======== MATERIAL FOR THIS EXERCISE

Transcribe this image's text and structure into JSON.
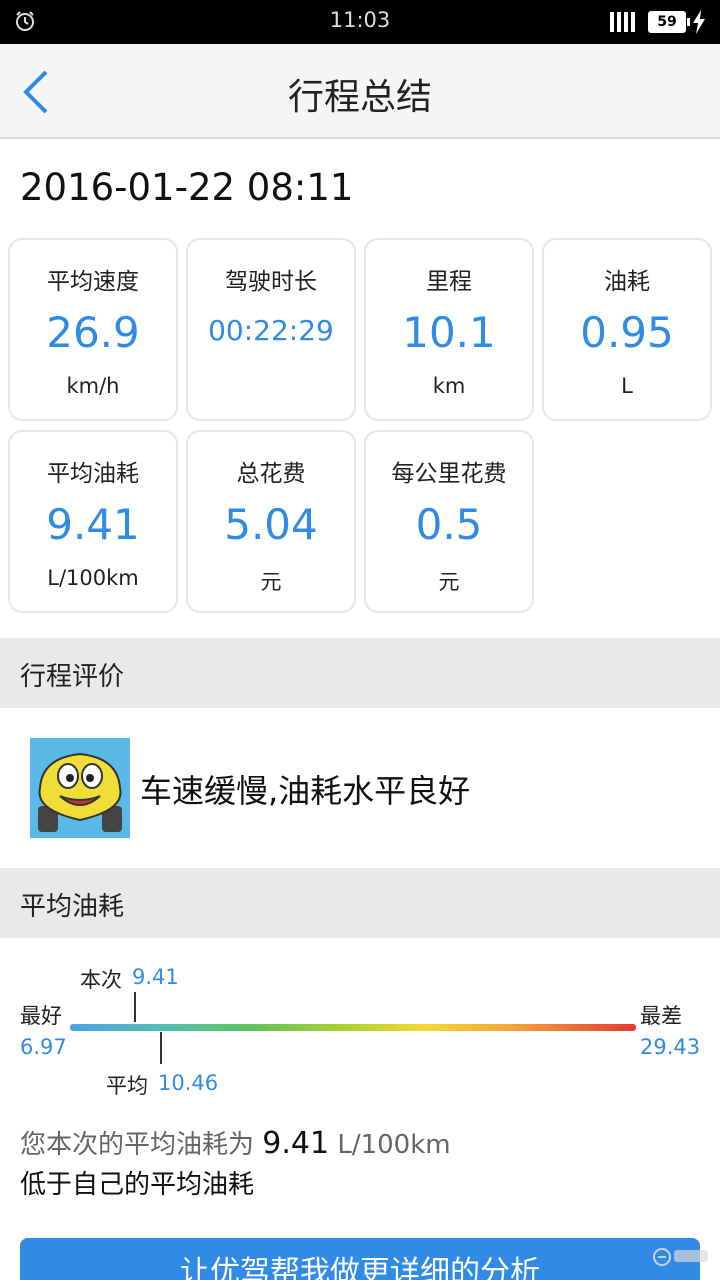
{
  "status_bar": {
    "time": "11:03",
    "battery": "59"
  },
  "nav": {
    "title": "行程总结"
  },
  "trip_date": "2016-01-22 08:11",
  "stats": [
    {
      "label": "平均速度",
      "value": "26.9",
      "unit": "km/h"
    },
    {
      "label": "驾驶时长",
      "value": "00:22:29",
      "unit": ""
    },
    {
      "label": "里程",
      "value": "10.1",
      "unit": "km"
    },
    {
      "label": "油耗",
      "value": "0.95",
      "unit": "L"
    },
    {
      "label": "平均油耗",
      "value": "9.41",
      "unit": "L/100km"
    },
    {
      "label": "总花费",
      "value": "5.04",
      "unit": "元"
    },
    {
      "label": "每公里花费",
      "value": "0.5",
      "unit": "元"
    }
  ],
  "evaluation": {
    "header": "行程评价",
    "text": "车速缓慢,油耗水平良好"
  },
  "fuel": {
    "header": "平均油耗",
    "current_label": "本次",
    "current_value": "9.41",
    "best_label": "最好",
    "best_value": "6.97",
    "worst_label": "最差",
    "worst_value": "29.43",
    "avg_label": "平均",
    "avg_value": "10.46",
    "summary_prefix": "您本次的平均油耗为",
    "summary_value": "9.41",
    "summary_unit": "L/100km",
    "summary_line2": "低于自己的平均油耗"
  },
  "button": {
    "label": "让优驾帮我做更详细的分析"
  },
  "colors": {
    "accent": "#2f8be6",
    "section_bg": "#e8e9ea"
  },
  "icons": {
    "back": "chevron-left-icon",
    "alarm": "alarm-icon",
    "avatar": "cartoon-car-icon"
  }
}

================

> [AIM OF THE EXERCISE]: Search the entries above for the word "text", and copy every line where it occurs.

> [WRITTEN RESPONSE]:
Transcribe this image's text and structure into JSON.
    "text": "车速缓慢,油耗水平良好"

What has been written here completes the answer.